Findings: Union Benefits/Constraints 8 Agreements largely negotiated, administrated by others Administrative decision-making about budgets perceived to be mostly intact Delays in planning/implementing of changes Less flexibility in regard to HR issues, more bureaucracy Did not think fiscal adversity would damage relationships with unionized personnel or affect libraries’ performance Unions not contesting technological changes Use of shared, participatory leadership approaches Organizational values shifted - tended more toward internal focus, stability, and control, than toward adaptability and flexibility
Competing Values Framework 9 Output Quality Human Relations ModelOpen Systems Model Internal Process ModelRational Goal Model Flexibility Control Internal (People)External (Organization) Means: Cohesion; morale Ends: Human resource development Means: Flexibility; readiness Ends: Growth; resource acquisitions Means: Information management; communication Ends: Stability; control Means: Planning; goal setting Ends: Productivity; efficiency
Findings: Change Strategies Used 10 Strategic visioning/planning used; some leaders adjusting vision and plans due to economic troubles Communication and transparency emphasized Innovative thinking and resourcefulness seen as key to thriving in lean times – restructuring, redesigning work and implementing new services Leaders used shared, participatory, and team leadership approaches at each site to different degrees Institutional accountability/assessment weakly presented at two sites, a bit stronger at other two sites Protecting existing positions was a high priority at all sites

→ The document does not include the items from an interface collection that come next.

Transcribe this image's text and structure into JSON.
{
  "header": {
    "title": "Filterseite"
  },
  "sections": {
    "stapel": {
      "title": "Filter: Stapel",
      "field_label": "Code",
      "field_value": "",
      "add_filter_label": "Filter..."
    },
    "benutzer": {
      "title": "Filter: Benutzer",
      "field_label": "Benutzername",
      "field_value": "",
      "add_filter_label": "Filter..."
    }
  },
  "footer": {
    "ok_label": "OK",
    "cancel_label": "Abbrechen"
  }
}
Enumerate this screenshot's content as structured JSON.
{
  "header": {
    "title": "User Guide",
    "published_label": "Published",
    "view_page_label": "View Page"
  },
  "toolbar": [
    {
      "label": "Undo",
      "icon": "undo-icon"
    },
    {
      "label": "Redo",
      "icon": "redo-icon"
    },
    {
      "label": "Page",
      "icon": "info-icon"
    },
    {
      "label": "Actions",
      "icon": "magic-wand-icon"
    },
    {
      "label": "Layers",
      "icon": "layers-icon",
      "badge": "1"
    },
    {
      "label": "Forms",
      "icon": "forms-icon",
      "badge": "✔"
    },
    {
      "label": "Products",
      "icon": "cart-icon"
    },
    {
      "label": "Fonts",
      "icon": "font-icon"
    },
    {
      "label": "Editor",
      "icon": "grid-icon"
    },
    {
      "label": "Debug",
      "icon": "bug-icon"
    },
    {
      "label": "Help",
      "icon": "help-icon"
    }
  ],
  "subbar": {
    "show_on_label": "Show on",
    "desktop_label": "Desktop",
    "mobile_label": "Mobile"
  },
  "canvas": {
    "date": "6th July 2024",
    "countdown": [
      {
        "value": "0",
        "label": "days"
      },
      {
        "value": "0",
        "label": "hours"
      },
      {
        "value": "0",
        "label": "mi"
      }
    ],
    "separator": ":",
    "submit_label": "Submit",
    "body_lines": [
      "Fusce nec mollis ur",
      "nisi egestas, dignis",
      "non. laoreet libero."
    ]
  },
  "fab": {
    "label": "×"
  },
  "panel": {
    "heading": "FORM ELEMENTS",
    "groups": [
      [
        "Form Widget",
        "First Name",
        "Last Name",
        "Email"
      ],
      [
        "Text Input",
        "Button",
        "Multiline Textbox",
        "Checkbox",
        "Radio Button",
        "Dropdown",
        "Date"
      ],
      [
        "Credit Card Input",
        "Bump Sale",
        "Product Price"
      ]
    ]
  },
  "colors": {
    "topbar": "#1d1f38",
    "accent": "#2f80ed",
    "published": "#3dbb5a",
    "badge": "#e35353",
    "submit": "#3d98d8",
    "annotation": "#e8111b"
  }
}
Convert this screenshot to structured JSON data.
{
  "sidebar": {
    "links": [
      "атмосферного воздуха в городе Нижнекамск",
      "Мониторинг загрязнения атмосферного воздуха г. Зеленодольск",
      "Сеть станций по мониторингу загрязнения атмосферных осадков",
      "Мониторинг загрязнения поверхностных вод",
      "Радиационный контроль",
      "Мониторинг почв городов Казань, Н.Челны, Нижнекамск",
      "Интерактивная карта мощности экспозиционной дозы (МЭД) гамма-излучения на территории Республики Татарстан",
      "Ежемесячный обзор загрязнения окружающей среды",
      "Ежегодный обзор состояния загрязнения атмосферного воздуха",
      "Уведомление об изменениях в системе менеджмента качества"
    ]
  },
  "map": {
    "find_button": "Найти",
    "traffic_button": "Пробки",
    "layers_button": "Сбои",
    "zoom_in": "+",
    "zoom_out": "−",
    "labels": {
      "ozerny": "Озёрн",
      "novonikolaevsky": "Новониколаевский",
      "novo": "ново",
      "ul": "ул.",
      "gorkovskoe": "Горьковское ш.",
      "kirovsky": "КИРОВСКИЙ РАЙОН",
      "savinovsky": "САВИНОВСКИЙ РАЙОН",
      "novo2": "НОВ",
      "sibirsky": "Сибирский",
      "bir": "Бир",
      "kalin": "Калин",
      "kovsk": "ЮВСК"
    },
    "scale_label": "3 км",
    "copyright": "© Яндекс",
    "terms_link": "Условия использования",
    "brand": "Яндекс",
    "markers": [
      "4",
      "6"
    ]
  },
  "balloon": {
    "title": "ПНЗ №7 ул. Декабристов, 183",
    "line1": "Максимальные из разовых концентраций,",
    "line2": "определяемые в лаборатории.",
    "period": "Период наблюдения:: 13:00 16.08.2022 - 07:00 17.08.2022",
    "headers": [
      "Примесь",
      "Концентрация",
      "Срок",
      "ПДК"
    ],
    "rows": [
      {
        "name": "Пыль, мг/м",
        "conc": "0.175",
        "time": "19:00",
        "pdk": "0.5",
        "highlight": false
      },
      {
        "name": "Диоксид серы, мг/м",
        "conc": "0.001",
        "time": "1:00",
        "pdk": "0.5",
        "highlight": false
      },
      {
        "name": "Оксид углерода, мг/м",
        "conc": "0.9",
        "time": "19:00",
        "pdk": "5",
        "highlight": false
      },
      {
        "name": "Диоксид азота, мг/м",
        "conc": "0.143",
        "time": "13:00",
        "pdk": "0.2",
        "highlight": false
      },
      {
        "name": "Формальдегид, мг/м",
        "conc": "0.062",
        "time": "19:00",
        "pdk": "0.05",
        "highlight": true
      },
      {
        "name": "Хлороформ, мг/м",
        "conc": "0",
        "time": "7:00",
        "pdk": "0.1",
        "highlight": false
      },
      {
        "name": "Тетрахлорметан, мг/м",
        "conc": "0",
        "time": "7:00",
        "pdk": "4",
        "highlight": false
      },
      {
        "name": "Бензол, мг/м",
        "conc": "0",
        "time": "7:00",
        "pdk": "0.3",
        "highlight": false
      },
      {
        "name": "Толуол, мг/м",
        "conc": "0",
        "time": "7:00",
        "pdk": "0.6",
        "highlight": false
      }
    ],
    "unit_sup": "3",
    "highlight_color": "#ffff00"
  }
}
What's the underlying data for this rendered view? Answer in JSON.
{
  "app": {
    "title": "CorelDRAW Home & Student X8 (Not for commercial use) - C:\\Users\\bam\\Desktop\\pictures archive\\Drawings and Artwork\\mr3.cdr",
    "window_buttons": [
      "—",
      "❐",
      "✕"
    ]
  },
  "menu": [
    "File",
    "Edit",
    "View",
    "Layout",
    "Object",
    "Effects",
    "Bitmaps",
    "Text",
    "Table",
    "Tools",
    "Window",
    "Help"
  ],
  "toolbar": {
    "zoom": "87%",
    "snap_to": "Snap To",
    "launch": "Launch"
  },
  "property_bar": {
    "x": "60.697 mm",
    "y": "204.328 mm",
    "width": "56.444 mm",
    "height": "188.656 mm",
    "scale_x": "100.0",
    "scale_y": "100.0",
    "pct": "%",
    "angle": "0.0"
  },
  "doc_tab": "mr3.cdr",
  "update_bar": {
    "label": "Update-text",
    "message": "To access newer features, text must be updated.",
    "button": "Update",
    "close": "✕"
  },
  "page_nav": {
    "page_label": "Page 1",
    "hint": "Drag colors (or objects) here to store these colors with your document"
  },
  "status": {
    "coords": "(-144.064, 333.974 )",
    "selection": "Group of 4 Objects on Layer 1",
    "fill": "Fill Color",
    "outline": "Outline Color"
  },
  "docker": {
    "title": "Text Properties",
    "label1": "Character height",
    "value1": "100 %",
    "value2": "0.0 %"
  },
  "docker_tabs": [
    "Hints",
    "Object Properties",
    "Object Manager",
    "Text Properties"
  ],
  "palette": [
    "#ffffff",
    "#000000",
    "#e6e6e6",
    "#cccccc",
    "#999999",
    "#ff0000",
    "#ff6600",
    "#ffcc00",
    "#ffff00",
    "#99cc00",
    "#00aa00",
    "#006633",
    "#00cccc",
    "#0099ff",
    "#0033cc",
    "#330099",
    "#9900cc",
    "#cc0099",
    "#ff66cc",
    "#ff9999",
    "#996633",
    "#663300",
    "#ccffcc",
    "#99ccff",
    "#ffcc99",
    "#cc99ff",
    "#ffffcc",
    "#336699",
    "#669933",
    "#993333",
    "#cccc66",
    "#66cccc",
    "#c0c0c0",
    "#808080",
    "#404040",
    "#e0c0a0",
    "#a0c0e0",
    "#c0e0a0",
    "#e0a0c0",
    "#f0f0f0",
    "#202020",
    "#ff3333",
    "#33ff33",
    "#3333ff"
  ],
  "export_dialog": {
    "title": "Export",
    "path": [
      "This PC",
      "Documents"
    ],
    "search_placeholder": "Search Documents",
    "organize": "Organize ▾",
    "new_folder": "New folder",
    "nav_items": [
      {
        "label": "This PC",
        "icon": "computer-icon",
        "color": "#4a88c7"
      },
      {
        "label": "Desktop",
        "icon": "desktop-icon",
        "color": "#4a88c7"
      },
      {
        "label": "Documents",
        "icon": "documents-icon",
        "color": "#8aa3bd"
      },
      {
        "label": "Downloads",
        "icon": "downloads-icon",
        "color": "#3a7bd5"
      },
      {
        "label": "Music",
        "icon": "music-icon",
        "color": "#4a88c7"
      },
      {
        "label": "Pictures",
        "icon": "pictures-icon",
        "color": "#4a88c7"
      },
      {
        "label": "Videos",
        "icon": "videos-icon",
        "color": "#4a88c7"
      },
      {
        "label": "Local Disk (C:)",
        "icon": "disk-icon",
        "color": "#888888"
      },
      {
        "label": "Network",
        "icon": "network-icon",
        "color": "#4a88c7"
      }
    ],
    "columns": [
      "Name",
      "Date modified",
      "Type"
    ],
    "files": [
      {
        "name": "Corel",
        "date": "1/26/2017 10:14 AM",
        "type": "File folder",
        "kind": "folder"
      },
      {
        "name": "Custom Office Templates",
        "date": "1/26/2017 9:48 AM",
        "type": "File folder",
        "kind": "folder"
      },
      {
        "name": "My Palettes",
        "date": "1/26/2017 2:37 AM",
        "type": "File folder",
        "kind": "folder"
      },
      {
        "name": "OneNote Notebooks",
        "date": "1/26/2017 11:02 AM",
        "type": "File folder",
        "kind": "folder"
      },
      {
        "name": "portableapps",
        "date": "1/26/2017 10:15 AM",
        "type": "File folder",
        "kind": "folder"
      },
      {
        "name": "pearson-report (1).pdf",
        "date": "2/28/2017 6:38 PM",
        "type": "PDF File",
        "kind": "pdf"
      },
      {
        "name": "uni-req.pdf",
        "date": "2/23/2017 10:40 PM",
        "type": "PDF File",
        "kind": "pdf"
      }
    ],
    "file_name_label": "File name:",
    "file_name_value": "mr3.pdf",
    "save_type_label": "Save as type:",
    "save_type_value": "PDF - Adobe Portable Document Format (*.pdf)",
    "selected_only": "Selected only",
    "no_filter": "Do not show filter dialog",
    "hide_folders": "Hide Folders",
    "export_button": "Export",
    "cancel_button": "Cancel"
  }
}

Findings: Other Themes 11 Content of collective bargaining agreements did not seem to predict shared governance levels, assertion of management rights, etc. Organizational cultures, relationships, and identities were affected by unionization. Argument made that unionized environments needed even more effective managerial leadership functions than non-unionized. Assigned leaders focused more on people and personal values at two of the sites, whereas stronger stewardship and strategic thinking were evident at the other two sites. Attributes of honesty, fairness, courage, and credibility were named by unionized employees as crucial for good leadership.
Implications of the Study 12 Seemingly inconsistent responses? Explanations proposed: Unionization as controversial, sensitive topic Perceived levels of control and instrumentality Unionized environments as inherited legacies Lack of research on unionization in libraries Need for comparative, longitudinal, & single-case studies Need to study leadership attributes and strategies Need to study effectiveness of leadership strategies More study on intersection of leadership, unionization, and economic stress Education of academic library leaders Examination of position classifications
More Implications 13 Organizational cultures, identities, values, and effectiveness Organizational decline and cutback management tactics External fundraising and entrepreneurship Politically intelligent leadership, application of model Administrative strength, accountability, & evaluation/assessment Union-management cooperation – best practices? Organizational dysfunctions and employee morale Resiliency in leadership, application of model More research needed using theories/models in literatures of organizational sciences, management, & public administration